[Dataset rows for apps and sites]

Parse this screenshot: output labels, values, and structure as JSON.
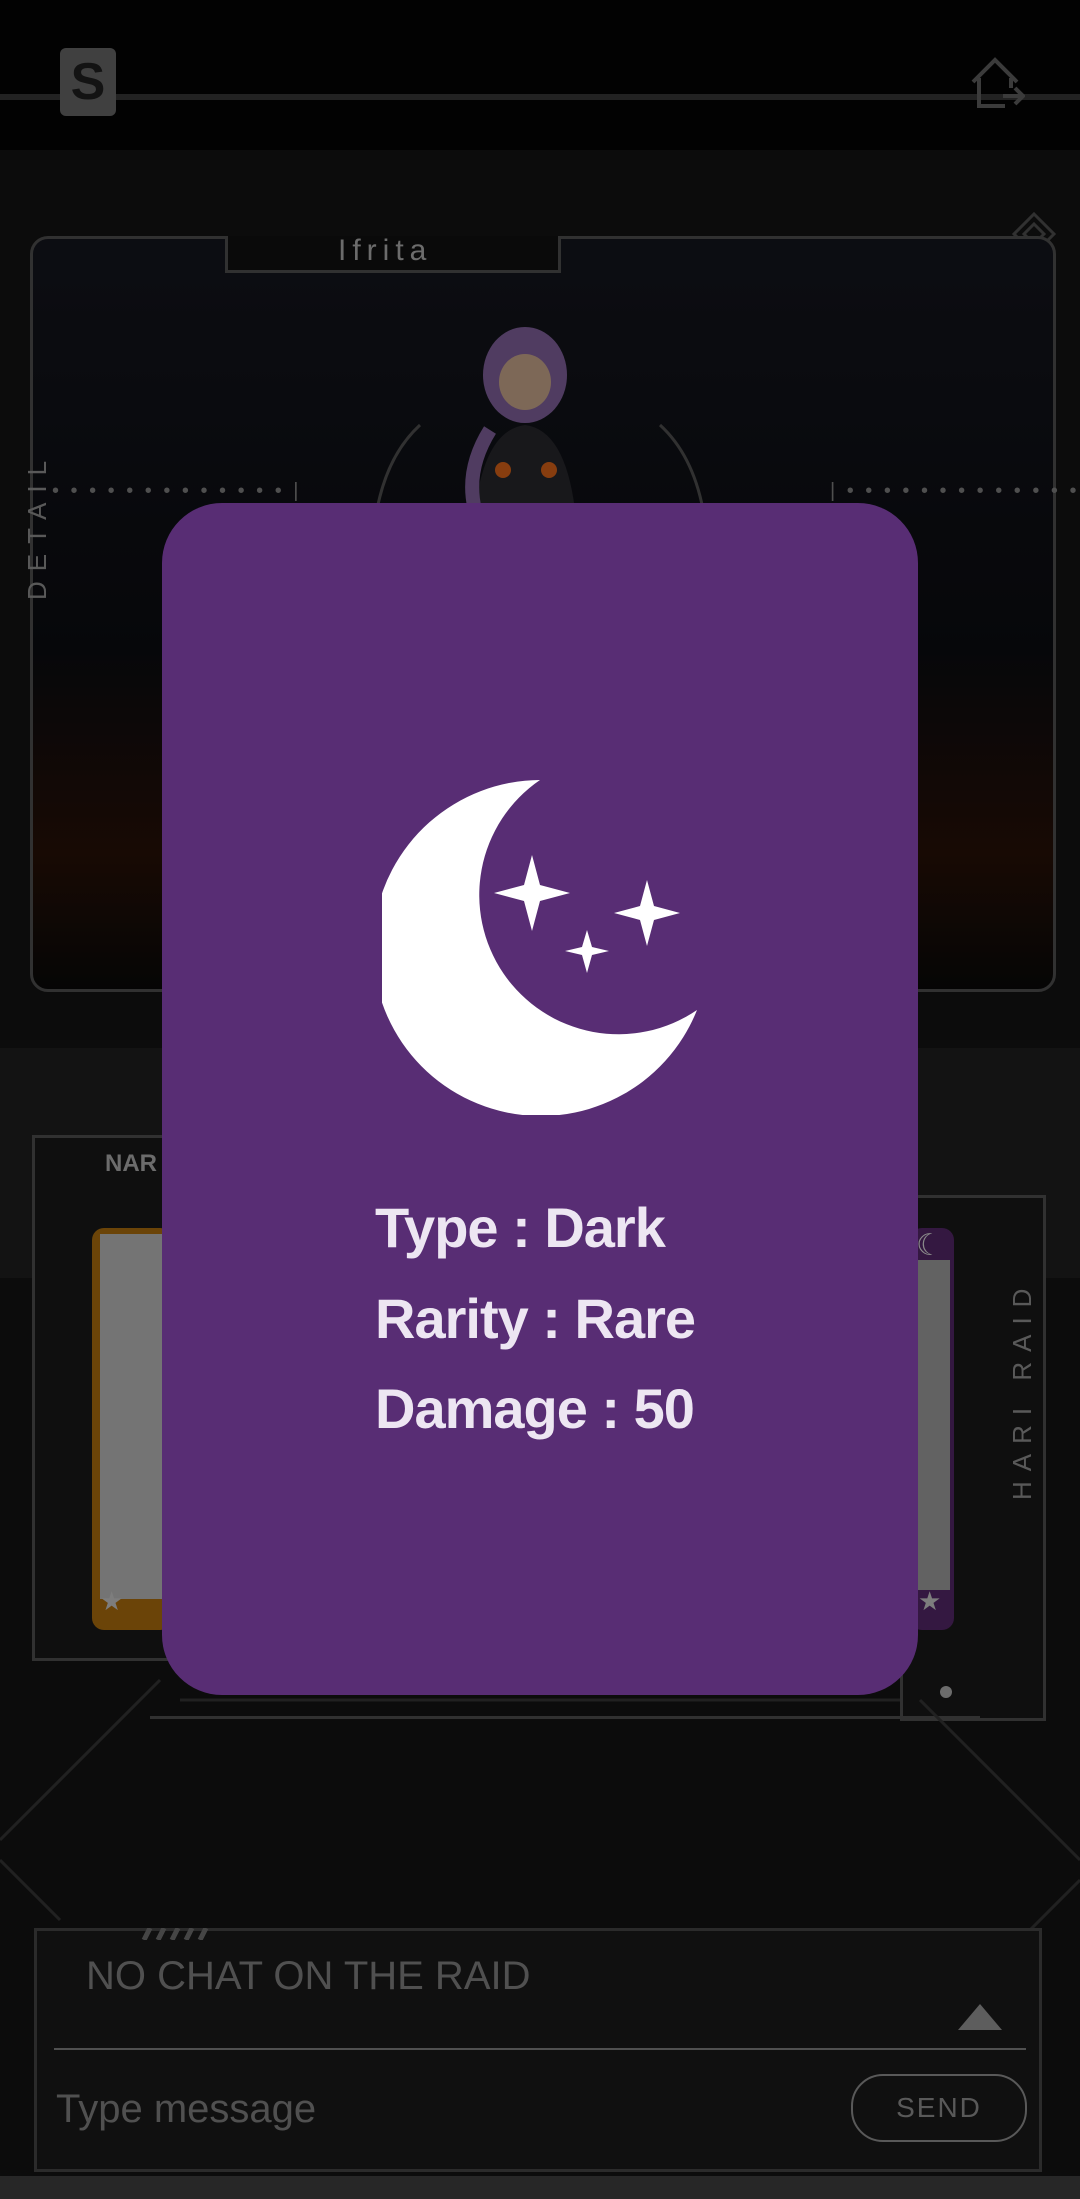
{
  "header": {
    "logo_letter": "S",
    "logo_icon": "s-logo",
    "home_icon": "home-icon",
    "corner_icon": "diamond-icon"
  },
  "detail": {
    "character_name": "Ifrita",
    "side_label": "DETAIL"
  },
  "raid": {
    "left_label": "NAR",
    "right_label": "HARI RAID"
  },
  "chat": {
    "status": "NO CHAT ON THE RAID",
    "input_placeholder": "Type message",
    "send_label": "SEND"
  },
  "popup": {
    "icon": "moon-stars-icon",
    "background_color": "#582d74",
    "type_text": "Type : Dark",
    "rarity_text": "Rarity : Rare",
    "damage_text": "Damage : 50"
  }
}
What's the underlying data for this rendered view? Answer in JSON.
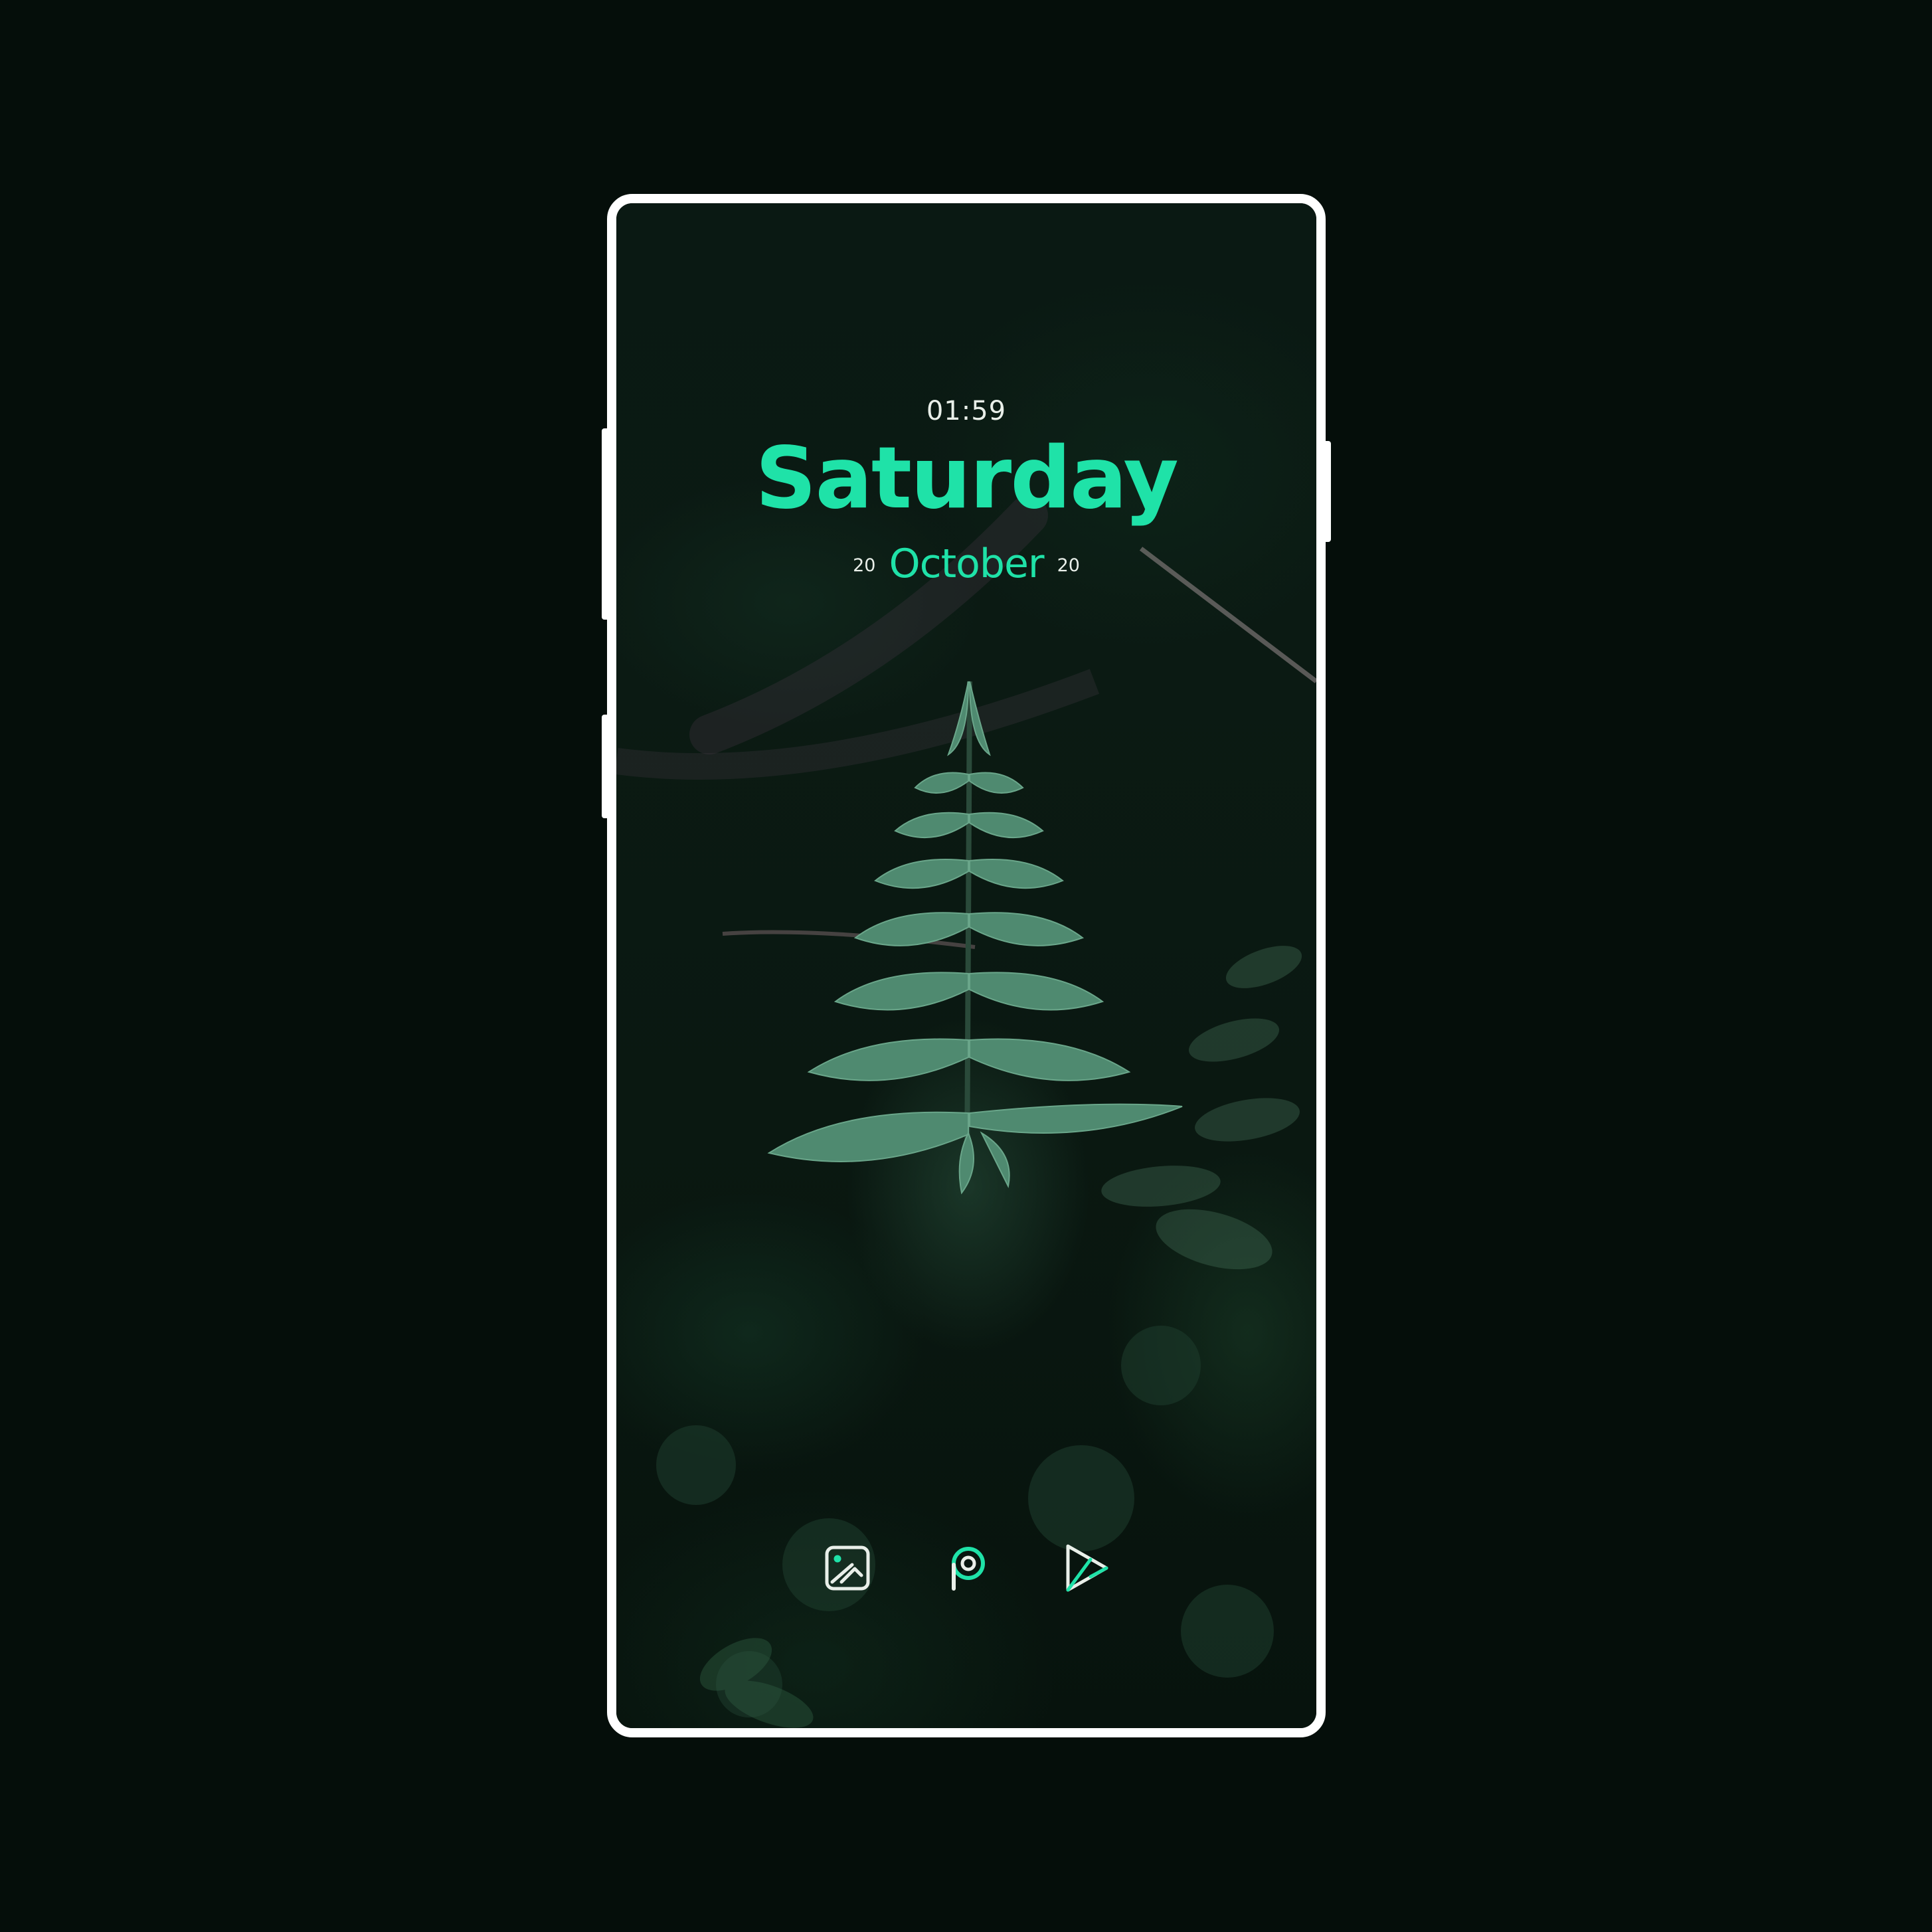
{
  "lockscreen": {
    "time": "01:59",
    "day": "Saturday",
    "date_left": "20",
    "month": "October",
    "date_right": "20"
  },
  "dock": {
    "apps": [
      {
        "name": "gallery",
        "icon": "gallery-icon"
      },
      {
        "name": "picsart",
        "icon": "picsart-icon"
      },
      {
        "name": "play-store",
        "icon": "play-store-icon"
      }
    ]
  },
  "colors": {
    "background": "#050e0a",
    "frame": "#ffffff",
    "accent": "#1fe2a8",
    "text": "#e9efe9"
  }
}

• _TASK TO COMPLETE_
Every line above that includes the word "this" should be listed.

• _SOLUTION BELOW_
Parse this screenshot: output labels, values, and structure as JSON.
What's the underlying data for this rendered view? Answer in JSON.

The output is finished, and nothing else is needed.